We run two public MapIt services: covers the UK (because that's where we're based, and it serves our own UK FixMySteet site), and, which covers the whole world. The data we use for global MapIt is from OpenStreetMap, so if someone has put administrative boundary data for your country into OSM, before too long global MapIt will have it too.

Please get in touch with us if you are expecting to generate a lot of requests or if you are using it commercially. We rate-limit calls to MapIt, so if your site gets really busy, you should set up your own instance (we can help you, and the code is on GitHub). But when you're setting your site up to begin with, you can usually get it running using one of our MapIt servers.

How to set this up

In your conf/general.yml file, point MAPIT_URL at the global MapIt server.
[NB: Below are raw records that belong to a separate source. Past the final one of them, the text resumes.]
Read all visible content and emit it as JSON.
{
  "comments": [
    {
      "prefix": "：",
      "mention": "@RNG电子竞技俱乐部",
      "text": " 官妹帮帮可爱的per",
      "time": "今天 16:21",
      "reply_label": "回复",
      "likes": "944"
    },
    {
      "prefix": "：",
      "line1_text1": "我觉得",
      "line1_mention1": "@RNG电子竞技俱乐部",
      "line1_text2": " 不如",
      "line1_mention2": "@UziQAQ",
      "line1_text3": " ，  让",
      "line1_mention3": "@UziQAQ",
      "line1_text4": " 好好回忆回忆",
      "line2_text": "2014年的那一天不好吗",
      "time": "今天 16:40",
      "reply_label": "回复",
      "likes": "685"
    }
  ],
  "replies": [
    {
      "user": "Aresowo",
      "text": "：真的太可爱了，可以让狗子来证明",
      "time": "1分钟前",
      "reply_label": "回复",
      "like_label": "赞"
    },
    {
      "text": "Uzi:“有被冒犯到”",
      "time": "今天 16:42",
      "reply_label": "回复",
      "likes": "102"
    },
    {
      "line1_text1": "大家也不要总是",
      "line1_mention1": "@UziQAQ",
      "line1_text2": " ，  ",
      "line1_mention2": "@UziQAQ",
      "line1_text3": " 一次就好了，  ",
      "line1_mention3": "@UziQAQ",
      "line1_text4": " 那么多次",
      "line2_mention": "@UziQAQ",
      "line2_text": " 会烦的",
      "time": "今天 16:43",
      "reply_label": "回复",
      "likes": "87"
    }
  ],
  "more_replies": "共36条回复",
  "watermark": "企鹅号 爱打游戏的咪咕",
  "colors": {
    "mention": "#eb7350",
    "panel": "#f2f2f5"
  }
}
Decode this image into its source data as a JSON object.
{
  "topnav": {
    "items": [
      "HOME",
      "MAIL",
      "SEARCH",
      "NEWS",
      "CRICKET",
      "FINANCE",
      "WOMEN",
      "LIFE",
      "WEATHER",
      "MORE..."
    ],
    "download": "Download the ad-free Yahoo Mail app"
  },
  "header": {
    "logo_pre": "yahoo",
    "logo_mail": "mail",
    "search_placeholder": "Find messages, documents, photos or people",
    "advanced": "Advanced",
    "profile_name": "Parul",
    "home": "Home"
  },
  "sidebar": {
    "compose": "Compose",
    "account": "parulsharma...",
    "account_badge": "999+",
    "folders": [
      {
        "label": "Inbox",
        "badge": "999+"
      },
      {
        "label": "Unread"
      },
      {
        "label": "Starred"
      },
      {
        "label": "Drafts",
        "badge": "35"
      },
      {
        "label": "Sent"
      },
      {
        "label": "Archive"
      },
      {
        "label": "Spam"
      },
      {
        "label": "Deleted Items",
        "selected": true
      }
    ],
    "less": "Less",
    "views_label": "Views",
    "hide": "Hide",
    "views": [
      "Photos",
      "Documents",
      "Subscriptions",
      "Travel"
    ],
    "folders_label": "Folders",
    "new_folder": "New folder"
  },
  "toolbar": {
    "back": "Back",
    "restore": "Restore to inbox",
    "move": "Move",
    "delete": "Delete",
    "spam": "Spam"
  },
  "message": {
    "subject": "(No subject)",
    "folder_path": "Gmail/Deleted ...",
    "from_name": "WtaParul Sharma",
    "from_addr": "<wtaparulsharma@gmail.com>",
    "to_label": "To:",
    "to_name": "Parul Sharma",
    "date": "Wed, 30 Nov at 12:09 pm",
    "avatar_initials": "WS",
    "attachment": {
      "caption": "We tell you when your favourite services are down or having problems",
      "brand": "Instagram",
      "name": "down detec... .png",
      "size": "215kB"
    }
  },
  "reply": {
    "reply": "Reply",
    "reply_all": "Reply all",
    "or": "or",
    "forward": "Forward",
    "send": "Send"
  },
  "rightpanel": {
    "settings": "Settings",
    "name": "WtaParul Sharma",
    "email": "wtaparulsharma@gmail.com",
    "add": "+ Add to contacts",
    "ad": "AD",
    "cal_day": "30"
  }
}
Find the areas you need by looking on the global MapIt website or the UK one. You must also nominate the types of area these are (effectively the level of admin boundary it is), and the generation. On global, the area types look something like [ 'O05', 'O06' ]. (Note those contain capital letter O followed by digits). To determine what types you need, look for the codes marked “Administrative Boundary Levels” that MapIt returns — for example, here's global MapIt's data for Zurich.

The UK MapIt types are different. For example, for UK FixMyStreet, we use:

MAPIT_TYPES: [ 'DIS', 'LBO', 'MTD', 'UTA', 'CTY', 'COI', 'LGD' ]

which covers all the UK council types (for example, DIS is district council, CTY is county council).

Finally, limit your installation to the specific areas you're interested in (otherwise you'll be getting areas from the whole world). Identify the specific areas you want to use, and list them explicitly in MAPIT_ID_WHITELIST. You should also set MAPIT_GENERATION, so that your areas can still be found when we update the global MapIt data.

MAPIT_TYPES: ['O06','O07']
MAPIT_ID_WHITELIST: ['12345','345432','978638']

Accurate data that isn’t on OSM

Use this type of boundary if:

  • you need accurate boundaries because the different bodies that solve problems in your region serve specific areas that are geometrically complex and/or are precisely adjacent
  • the boundary data for the areas you need are not already on OpenStreetMap
  • but you do have access to this data from some other source

This means you have to source the data yourself – either by getting your local government to release it, or else drawing it yourself. Then you need to import this data into a MapIt server and use that.

How to set this up

Ideally, if you can source the data from your local government (which means it's definitive), then it's great if you can add it (as admin boundary data) to the OpenStreetMap project. Our global MapIt will subsequently import it and your FixMyStreet can then use it as described in the previous example. If you're going to do that, the data must be open data and you should probably ask about it on the OSM import list first. Of course, if you do this then anyone else in the world who wants the data will be able to use it too, which is why we encourage this approach.

But if you can't do that, or the boundary data you have is not definitive, you can create your own. Use any good GIS software to plot the boundaries accurately, and then export it as KML shape files. MapIt can import these, so you can then either run your own MapIt instance, or ask us to add it to our custom one.

Can you see the boundaries?

FixMyStreet doesn’t normally display the admin areas and boundaries on the maps (mainly because most users really don’t care — they just want to report a problem). But it is possible, with some customisation, to change this behaviour.

If you just want to see a boundary drawn on a map to check that it’s covering the area you want, you can see this by going to the MapIt server it’s on, and looking at that area’s HTML page. For example, see the boundary for Norway on the global MapIt server.